How reporters and sources talk to each other

Journalists tend to know how to curse. So do cops. When the two come together as reporter and source, profanity can ensue. Are male-to-male conversations different from female-to-male? This is from Joe Killian’s Facebook page. He is a reporter at the News & Record, and I reprint this with his permission:

“So I was talking to a city cop the other day while on a story. First time I’ve met the guy. We’re talking on background or off the record about what cops think of a certain area of the city. Our conversation meanders on to places to eat in the city. I mention my wife and I live near this little taqueria we haven’t gotten to try yet. ‘Oh, I know the place you’re talking about,’ he says. ‘It’s so g……ood it’ll make your dick hard.’

“When I told my wife this story later she was appalled. ‘What is it about you that makes people think they can say things like that to you?’ she asked.

“But here’s the thing: male cops talk to male reporters like that all the time. There’s this strange male thing where the casual use of profanity or sexual talk is used as a signal that we like each other, that we’re not going to be too formal, that we’re comfortable. And it’s not just cops — it’s happened to me with lawyers, politicians, political operatives, even people in education when I covered that.

“But it occurs to me that female reporters don’t often experience this — and probably wouldn’t want to. Does that mean male sources can’t find a way to express the same thing to female reporters? Of course not. It does probably mean there are things like this on which I’m missing out with female sources and about which I know nothing, though.”

Several people weigh in with comments. Joe continues:

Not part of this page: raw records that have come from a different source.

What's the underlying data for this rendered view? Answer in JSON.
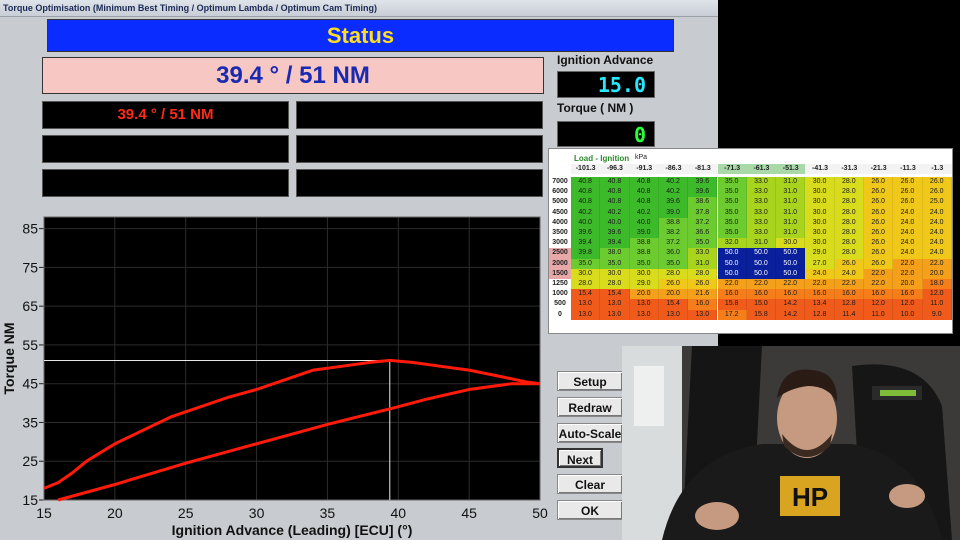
{
  "window": {
    "title": "Torque Optimisation (Minimum Best Timing / Optimum Lambda / Optimum Cam Timing)"
  },
  "status": {
    "label": "Status",
    "big_value": "39.4 ° / 51 NM"
  },
  "result_boxes": [
    "39.4 ° / 51 NM",
    "",
    "",
    "",
    "",
    ""
  ],
  "readouts": {
    "ignition_label": "Ignition Advance",
    "ignition_value": "15.0",
    "torque_label": "Torque ( NM )",
    "torque_value": "0"
  },
  "buttons": {
    "setup": "Setup",
    "redraw": "Redraw",
    "autoscale": "Auto-Scale",
    "next": "Next",
    "clear": "Clear",
    "ok": "OK"
  },
  "colors": {
    "status_bg": "#0a2cff",
    "status_text": "#ffdd22",
    "curve": "#ff1a0a",
    "digits": "#27e8ff"
  },
  "chart_data": {
    "type": "line",
    "xlabel": "Ignition Advance (Leading) [ECU] (°)",
    "ylabel": "Torque NM",
    "xlim": [
      15,
      50
    ],
    "ylim": [
      15,
      88
    ],
    "x_ticks": [
      15,
      20,
      25,
      30,
      35,
      40,
      45,
      50
    ],
    "y_ticks": [
      15,
      25,
      35,
      45,
      55,
      65,
      75,
      85
    ],
    "grid": true,
    "marker": {
      "x": 39.4,
      "y": 51
    },
    "series": [
      {
        "x": [
          15,
          16,
          17,
          18,
          20,
          22,
          24,
          26,
          28,
          30,
          32,
          34,
          36,
          38,
          39.4,
          41,
          43,
          45,
          47,
          49,
          50
        ],
        "y": [
          18,
          19.5,
          22,
          25,
          29.5,
          33,
          36.5,
          39,
          41.5,
          43.5,
          46,
          48.5,
          49.5,
          50.5,
          51,
          50.5,
          49.5,
          48.5,
          47,
          45.5,
          45
        ]
      },
      {
        "x": [
          16,
          20,
          25,
          30,
          35,
          39.4,
          42,
          45,
          48,
          50
        ],
        "y": [
          15,
          19,
          24.5,
          29.5,
          34.5,
          38.5,
          41,
          43.5,
          45,
          45
        ]
      }
    ]
  },
  "ignition_table": {
    "title": "Load - Ignition",
    "unit": "kPa",
    "columns": [
      "-101.3",
      "-96.3",
      "-91.3",
      "-86.3",
      "-81.3",
      "-71.3",
      "-61.3",
      "-51.3",
      "-41.3",
      "-31.3",
      "-21.3",
      "-11.3",
      "-1.3"
    ],
    "rows": [
      {
        "rpm": "7000",
        "values": [
          "40.8",
          "40.8",
          "40.8",
          "40.2",
          "39.6",
          "35.0",
          "33.0",
          "31.0",
          "30.0",
          "28.0",
          "26.0",
          "26.0",
          "26.0"
        ]
      },
      {
        "rpm": "6000",
        "values": [
          "40.8",
          "40.8",
          "40.8",
          "40.2",
          "39.6",
          "35.0",
          "33.0",
          "31.0",
          "30.0",
          "28.0",
          "26.0",
          "26.0",
          "26.0"
        ]
      },
      {
        "rpm": "5000",
        "values": [
          "40.8",
          "40.8",
          "40.8",
          "39.6",
          "38.6",
          "35.0",
          "33.0",
          "31.0",
          "30.0",
          "28.0",
          "26.0",
          "26.0",
          "25.0"
        ]
      },
      {
        "rpm": "4500",
        "values": [
          "40.2",
          "40.2",
          "40.2",
          "39.0",
          "37.8",
          "35.0",
          "33.0",
          "31.0",
          "30.0",
          "28.0",
          "26.0",
          "24.0",
          "24.0"
        ]
      },
      {
        "rpm": "4000",
        "values": [
          "40.0",
          "40.0",
          "40.0",
          "38.8",
          "37.2",
          "35.0",
          "33.0",
          "31.0",
          "30.0",
          "28.0",
          "26.0",
          "24.0",
          "24.0"
        ]
      },
      {
        "rpm": "3500",
        "values": [
          "39.6",
          "39.6",
          "39.0",
          "38.2",
          "36.6",
          "35.0",
          "33.0",
          "31.0",
          "30.0",
          "28.0",
          "26.0",
          "24.0",
          "24.0"
        ]
      },
      {
        "rpm": "3000",
        "values": [
          "39.4",
          "39.4",
          "38.8",
          "37.2",
          "35.0",
          "32.0",
          "31.0",
          "30.0",
          "30.0",
          "28.0",
          "26.0",
          "24.0",
          "24.0"
        ]
      },
      {
        "rpm": "2500",
        "values": [
          "39.8",
          "38.0",
          "38.8",
          "36.0",
          "33.0",
          "50.0",
          "50.0",
          "50.0",
          "29.0",
          "28.0",
          "26.0",
          "24.0",
          "24.0"
        ]
      },
      {
        "rpm": "2000",
        "values": [
          "35.0",
          "35.0",
          "35.0",
          "35.0",
          "31.0",
          "50.0",
          "50.0",
          "50.0",
          "27.0",
          "26.0",
          "26.0",
          "22.0",
          "22.0"
        ]
      },
      {
        "rpm": "1500",
        "values": [
          "30.0",
          "30.0",
          "30.0",
          "28.0",
          "28.0",
          "50.0",
          "50.0",
          "50.0",
          "24.0",
          "24.0",
          "22.0",
          "22.0",
          "20.0"
        ]
      },
      {
        "rpm": "1250",
        "values": [
          "28.0",
          "28.0",
          "29.0",
          "26.0",
          "26.0",
          "22.0",
          "22.0",
          "22.0",
          "22.0",
          "22.0",
          "22.0",
          "20.0",
          "18.0"
        ]
      },
      {
        "rpm": "1000",
        "values": [
          "15.4",
          "15.4",
          "20.0",
          "20.0",
          "21.6",
          "16.0",
          "16.0",
          "16.0",
          "16.0",
          "16.0",
          "16.0",
          "16.0",
          "12.0"
        ]
      },
      {
        "rpm": "500",
        "values": [
          "13.0",
          "13.0",
          "13.0",
          "15.4",
          "16.0",
          "15.8",
          "15.0",
          "14.2",
          "13.4",
          "12.8",
          "12.0",
          "12.0",
          "11.0"
        ]
      },
      {
        "rpm": "0",
        "values": [
          "13.0",
          "13.0",
          "13.0",
          "13.0",
          "13.0",
          "17.2",
          "15.8",
          "14.2",
          "12.8",
          "11.4",
          "11.0",
          "10.0",
          "9.0"
        ]
      }
    ]
  },
  "webcam": {
    "shirt_text": "HP"
  }
}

“When you’re reporting professionally day in and day out, there’s this strange little dance you do with sources. You want them to trust you, you want to develop relationships with them. Mostly, you do that by earning their trust and impressing them with your writing and reporting. But you also decide, on a case by case basis, just how familiar you’re going to be with each of them.

“I’ve found that in that professional atmosphere, where it’s understood I’m doing my job and they’re doing theirs, men are far more likely to go outside the bounds of conventionally understood good taste in conversation with me in order to subtly (or not so subtly) communicate to me that we’re close enough for them to talk that way in front of me and they aren’t afraid I’m going to be offended or I’m going to put it in the paper.”

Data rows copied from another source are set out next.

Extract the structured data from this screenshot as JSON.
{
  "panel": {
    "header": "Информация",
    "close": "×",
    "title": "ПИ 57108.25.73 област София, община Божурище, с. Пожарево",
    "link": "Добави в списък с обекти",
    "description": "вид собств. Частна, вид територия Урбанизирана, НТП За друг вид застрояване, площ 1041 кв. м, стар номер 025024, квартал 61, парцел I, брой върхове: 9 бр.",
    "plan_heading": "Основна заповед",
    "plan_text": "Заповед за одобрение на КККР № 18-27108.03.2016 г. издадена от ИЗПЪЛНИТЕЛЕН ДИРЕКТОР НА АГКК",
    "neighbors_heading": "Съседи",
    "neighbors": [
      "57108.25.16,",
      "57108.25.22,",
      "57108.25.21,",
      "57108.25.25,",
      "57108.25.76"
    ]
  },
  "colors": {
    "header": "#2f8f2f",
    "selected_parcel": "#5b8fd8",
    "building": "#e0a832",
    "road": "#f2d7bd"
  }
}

“I very rarely have women do this to me, for some reason. Not that it’s never happened — a prominent female politician I was covering at the time once told me a dirty joke that literally struck me dumb for a moment. But it’s the exception. I think this is because, for some reason, there’s a tendency among men to talk to one another this way to form some sort of bond or as a sort of shibboleth between one another.

“The idea is expressed crudely (because it’s broad, not just because it’s crude) in this clip from Clint Eastwood’s ‘Gran Torino.’ ‘You see, kid — that’s how guys talk to each other.’ Which isn’t true — not anymore, anyway. But — perhaps because there might be consequences for it in a professional context — I’d have a hard time imagining that cop or any other source saying something similar to (my wife) in a similar chat. I guess she had a hard time imagining it, too.”

Then two women comment, one a reporter, one not. First, the reporter.

“I’m most successful talking to male cops by acting cutely unaware. Something really changes when a female reporter gets aggressive when gathering information. But strange things happen when female reporters and male law enforcement officers have a longstanding relationship. At one of my jobs, I became close to the county sheriff. He had a daughter about my age, and he occasionally gave me advice that a father might give his child. He knew I didn’t get along with my editor, and I knew everyone else liked him because he never made waves. During a conversation one day, I wished aloud that the paper had different leadership. ‘Him? Ah, he’s a pussy,’ the sheriff said. ‘He doesn’t have the balls to say anything that might piss anyone off and he if he thinks he has offended someone, he’ll shit his in his pink panties.'”

And now the civilian:

“I think the reason a male source wouldn’t (and shouldn’t) say that exact phrase to a female reporter is because it’s a gendered sexual reference. Lots of ‘male bonding’ talk is gendered and sexualized that way – it’s a way of, as you say, acknowledging that they’re comfortable and saying, ‘We’re just a couple of guys on equal footing here.’ And I won’t say it’s wrong, but it does emphasize gender divisions in society and the way we accept that ‘This is how men talk to each other, that’s how women talk to each other.’